SB: Outgoing Council Member Gale Brewer has been a strong supporter of closing the Central Park drives to automobile traffic. Do you also support a car-free Central Park? If so, how would you like to see a car-free Central Park implemented?
MW: In spring 2011 I initiated and championed a borough-wide resolution calling for an extended trial closing of Central Park’s loop road to traffic. Every community board surrounding the park approved the resolution, which was then passed unanimously by the Manhattan Borough Board. Central Park was created as a refuge from the surrounding city, and from the beginning the park’s bucolic loop road has been an integral part of that design. The loop is now the most-used recreational space in the park, and perhaps in the city. Moreover, allowing car traffic on this road only serves as an enticement to drive to Midtown, adding to congestion. Returning Central Park to the city dwellers for whom it was intended is simple: close it to motor vehicles now and forever. Within a week or two, overall traffic will shrink and I am confident that New Yorkers will never look back.
SB: Citi Bike was launched last month. Plans call for the program to be expanded to the Upper West Side in the future. Do you support the siting of bike-share stations in the neighborhood?
MW: I participated in workshops led by the DOT to propose bike-share station locations here on the Upper West Side. I was disappointed to learn that the initial build-out would not reach most of our district, and I eagerly await the planned expansion to 79th Street and hopefully beyond. Bike-share gives our city an exciting new “fill-in-the-gaps” public transportation option, and the siting of stations is a good use of scarce public street space. Implementation of the bike-share program will also expand day-to-day cycling culture and prompt ongoing improvements to our cycling infrastructure.
SB: On the East Side, Select Bus Service on First and Second Avenues has led to faster bus speeds. Do you want dedicated bus lanes and other service improvements for bus riders on the Upper West Side, and if so, where?
MW: New York City has among the slowest bus services in America, as Upper West Side riders are painfully aware. The crosstown routes between the east and west sides carry a combined 80,000 trips a day, and 13,000 of those trips are deemed “long and slow” by NYC DOT. At the same time, the number 2 and 3 subway lines operate at or above 95 percent capacity during rush hour. DOT and NYC Transit have identified the need, which I support, for Select Bus Service on at least one crosstown corridor, as well as for a West Side route to relieve the overburdened IRT and speed the ride for tens of thousands of supremely patient bus riders. SBS is a cost-effective way for transit to keep pace with growth, and it ends the absurd spectacle of a packed bus slowed or stopped by a relative handful of single-passenger vehicles.
SB: How can the Council best use its powers to reduce vehicular deaths and ensure traffic justice citywide?

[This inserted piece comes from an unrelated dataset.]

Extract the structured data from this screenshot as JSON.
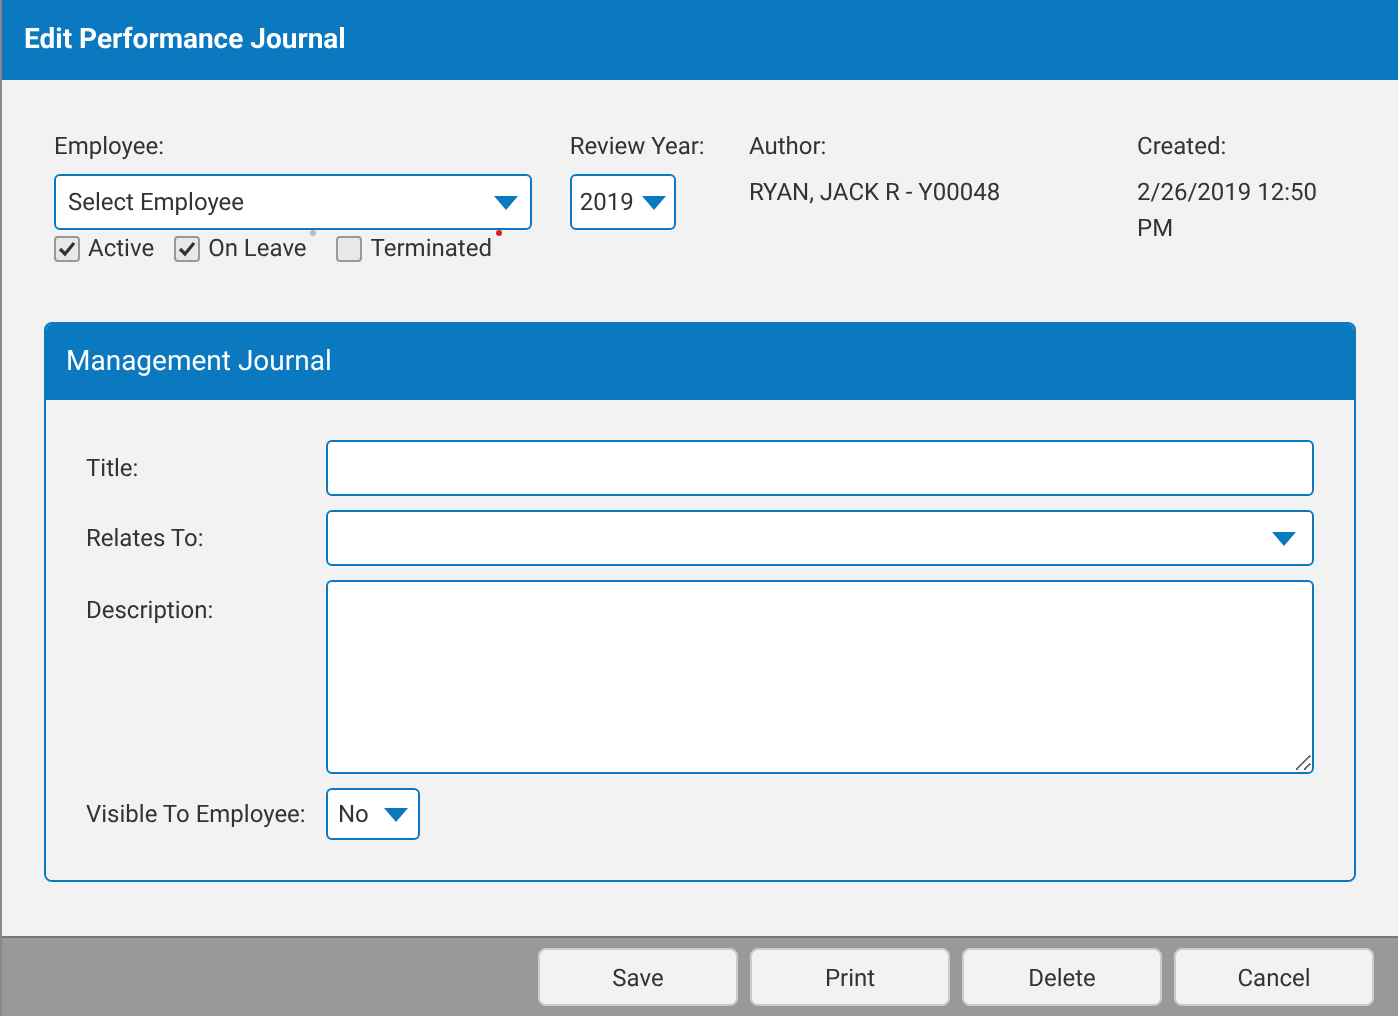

MW: Enforcement of traffic laws as they apply to motor vehicles on our city streets is almost non-existent. When pedestrians and cyclists are killed or seriously injured, investigation is unpredictable, criminal charges are almost unheard of, and prosecutions are rarer still. We must begin treating these victims as if their lives matter. I fully support the package of bills introduced by Council Member Levin and others, including the Crash Investigation Reform Act, which would create a task force to assess current investigation practices and recommend reforms, and LS 3414, which calls on the NYPD to investigate all crashes that result in serious injury, as required by state law. We are at the mercy of state lawmakers to get desperately needed speed cameras and more red light cameras, but the Council’s transportation committee could shine a bright light on currently feeble enforcement efforts through hearings that result in action.
SB: The MTA is a state agency, but what actions would you like to see the City Council take to fund and expand transit service?
MW: Our transit system is the lifeblood of New York City, but chronic underfunding (in part caused by repeated looting of MTA revenue) has led to fare hikes and service reductions. If we are serious about creating a more sustainable city, the MTA needs dedicated, secure funding that will prevent more fare hikes, restore past service cuts and add new service so that transit is an option for more commuters. Unfortunately, NYC’s control over its own mass transit system is limited, but the Council is not powerless. The city’s contribution to the MTA has not increased since 1995, and we need to pay our fair share. In the longer term, the Council should be prepared to take a larger role in MTA funding by approving a more rational tolling plan, including congestion pricing, which would not only support the transit system but reduce traffic and pollution.